Start of Given records

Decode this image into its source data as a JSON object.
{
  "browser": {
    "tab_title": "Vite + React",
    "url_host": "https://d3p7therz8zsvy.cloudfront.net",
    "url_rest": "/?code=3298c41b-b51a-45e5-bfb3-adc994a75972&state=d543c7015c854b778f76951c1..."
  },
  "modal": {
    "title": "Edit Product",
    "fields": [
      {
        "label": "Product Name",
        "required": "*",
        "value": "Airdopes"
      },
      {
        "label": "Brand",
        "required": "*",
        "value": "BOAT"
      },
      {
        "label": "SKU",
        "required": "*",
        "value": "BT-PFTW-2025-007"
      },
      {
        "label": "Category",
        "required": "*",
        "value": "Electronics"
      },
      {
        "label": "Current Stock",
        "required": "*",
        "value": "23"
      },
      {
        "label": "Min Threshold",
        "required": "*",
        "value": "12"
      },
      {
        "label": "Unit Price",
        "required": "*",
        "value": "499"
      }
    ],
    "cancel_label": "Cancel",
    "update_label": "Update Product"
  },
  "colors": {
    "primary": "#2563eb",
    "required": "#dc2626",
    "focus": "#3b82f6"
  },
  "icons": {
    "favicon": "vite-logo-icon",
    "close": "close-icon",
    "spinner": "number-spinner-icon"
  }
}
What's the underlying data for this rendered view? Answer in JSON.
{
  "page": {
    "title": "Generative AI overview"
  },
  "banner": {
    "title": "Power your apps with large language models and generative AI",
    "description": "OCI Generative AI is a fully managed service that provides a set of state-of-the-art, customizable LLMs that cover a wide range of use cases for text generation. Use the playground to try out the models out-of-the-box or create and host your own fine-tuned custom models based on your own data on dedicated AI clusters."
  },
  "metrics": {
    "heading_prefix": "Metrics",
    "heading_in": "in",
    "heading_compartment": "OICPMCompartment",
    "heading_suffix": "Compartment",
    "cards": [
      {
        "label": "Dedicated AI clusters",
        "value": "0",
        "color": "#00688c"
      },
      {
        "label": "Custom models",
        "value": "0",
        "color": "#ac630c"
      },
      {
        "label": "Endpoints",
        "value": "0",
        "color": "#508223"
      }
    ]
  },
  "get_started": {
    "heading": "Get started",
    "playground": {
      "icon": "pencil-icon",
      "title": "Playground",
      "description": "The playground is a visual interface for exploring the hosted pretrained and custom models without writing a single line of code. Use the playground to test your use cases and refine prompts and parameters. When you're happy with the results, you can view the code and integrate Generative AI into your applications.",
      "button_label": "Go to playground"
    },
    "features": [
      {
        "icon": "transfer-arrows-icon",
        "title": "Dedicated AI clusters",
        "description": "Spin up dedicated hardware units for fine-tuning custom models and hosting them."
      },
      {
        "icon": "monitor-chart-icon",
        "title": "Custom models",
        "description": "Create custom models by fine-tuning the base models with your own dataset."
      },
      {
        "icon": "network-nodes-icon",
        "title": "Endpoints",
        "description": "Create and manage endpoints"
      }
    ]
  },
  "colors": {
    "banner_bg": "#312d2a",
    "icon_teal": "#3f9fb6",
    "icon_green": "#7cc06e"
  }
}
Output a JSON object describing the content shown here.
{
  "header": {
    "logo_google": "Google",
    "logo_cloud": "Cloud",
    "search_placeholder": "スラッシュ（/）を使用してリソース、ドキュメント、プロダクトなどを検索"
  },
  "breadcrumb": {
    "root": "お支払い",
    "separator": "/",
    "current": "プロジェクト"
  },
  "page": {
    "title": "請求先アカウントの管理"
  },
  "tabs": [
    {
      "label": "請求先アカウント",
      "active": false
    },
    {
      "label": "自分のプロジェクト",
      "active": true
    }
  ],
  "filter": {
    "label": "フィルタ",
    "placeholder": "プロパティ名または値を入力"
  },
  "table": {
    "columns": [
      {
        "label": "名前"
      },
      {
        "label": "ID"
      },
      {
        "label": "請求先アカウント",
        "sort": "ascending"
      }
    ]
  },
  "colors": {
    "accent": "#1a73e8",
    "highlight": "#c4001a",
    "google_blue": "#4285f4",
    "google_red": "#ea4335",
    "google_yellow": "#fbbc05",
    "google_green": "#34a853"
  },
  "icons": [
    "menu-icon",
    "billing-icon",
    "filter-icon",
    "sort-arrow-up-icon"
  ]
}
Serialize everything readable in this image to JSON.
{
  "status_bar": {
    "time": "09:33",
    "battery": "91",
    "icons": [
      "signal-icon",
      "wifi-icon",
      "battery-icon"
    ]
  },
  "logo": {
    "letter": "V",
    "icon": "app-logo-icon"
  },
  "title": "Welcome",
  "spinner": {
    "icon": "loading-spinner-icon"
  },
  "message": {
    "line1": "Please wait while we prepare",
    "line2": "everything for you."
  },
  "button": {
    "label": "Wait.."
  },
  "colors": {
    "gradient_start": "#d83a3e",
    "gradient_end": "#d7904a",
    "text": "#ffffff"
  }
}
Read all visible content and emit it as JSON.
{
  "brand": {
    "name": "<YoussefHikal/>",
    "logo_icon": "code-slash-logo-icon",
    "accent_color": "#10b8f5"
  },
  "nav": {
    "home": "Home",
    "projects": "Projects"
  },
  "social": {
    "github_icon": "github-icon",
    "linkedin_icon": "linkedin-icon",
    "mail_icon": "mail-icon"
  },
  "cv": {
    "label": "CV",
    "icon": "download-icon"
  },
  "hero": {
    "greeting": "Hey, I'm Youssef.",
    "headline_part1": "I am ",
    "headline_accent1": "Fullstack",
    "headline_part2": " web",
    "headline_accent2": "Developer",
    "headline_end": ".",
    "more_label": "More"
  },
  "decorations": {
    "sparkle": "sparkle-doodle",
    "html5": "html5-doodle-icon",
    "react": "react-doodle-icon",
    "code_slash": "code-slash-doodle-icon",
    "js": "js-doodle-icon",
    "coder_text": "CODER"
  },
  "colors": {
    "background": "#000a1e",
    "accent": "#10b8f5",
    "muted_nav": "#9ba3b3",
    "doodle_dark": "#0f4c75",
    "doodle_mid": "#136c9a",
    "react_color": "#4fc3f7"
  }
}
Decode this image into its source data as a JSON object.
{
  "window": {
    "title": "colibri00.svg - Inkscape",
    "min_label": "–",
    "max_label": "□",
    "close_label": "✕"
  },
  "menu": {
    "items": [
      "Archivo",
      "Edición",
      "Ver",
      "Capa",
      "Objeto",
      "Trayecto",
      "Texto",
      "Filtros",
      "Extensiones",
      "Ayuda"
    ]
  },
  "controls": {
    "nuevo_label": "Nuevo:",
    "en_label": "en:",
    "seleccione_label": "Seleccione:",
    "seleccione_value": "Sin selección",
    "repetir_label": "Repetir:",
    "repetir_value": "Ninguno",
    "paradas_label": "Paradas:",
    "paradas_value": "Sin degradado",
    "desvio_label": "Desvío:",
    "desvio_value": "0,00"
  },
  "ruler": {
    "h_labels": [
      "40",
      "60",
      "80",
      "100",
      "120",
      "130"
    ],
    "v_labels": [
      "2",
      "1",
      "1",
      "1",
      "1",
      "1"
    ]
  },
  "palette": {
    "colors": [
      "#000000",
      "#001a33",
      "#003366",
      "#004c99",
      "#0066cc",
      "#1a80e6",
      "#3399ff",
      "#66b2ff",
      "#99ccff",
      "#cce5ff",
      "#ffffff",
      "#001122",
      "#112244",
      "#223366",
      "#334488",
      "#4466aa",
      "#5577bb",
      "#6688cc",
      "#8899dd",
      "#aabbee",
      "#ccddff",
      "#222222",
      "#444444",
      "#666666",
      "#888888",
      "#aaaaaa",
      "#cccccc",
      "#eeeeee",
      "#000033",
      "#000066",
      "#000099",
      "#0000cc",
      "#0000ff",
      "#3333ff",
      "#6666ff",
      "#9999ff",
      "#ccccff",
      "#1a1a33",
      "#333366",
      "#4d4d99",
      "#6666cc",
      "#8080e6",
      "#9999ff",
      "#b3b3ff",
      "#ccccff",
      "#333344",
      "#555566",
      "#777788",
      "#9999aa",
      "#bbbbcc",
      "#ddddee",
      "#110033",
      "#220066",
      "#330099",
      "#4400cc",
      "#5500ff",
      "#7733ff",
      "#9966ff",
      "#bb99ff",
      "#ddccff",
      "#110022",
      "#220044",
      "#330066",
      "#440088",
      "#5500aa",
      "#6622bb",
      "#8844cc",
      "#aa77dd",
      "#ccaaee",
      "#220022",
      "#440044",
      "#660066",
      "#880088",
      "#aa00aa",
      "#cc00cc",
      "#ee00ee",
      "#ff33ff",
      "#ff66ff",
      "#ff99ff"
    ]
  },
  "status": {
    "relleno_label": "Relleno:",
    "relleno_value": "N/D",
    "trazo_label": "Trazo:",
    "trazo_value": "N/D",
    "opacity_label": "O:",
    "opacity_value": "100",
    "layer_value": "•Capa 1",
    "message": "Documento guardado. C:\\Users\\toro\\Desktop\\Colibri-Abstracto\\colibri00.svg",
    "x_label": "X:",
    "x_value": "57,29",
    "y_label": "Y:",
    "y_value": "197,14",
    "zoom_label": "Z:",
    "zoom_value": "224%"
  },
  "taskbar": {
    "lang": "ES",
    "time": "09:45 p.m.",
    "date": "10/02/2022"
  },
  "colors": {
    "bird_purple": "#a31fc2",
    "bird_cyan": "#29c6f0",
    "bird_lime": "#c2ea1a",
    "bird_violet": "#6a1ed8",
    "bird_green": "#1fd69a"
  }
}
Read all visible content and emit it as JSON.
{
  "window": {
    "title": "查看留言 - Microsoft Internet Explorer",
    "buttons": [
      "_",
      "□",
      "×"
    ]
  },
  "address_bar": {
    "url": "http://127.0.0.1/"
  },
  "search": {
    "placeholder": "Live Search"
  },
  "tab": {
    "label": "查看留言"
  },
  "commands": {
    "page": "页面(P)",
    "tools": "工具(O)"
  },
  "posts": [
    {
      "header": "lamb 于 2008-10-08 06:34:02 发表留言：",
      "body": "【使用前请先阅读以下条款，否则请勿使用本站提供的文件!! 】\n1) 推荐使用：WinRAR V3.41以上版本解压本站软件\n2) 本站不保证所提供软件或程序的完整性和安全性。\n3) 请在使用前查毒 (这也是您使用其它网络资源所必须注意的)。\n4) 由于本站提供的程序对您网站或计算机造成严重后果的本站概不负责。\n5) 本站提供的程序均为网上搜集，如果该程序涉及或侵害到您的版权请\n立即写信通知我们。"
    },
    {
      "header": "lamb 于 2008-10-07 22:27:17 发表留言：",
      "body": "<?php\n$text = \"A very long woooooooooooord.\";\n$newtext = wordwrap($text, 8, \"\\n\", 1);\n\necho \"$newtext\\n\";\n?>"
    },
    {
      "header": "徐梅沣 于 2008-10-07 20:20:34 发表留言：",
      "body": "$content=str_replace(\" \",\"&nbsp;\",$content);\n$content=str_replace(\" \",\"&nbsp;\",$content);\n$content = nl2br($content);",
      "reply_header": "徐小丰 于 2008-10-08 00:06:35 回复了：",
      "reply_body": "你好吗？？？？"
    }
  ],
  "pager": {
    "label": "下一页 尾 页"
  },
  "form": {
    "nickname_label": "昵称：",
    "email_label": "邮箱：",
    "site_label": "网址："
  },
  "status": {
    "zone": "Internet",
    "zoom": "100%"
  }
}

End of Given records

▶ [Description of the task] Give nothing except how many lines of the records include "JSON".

▶ [Expected answer] 7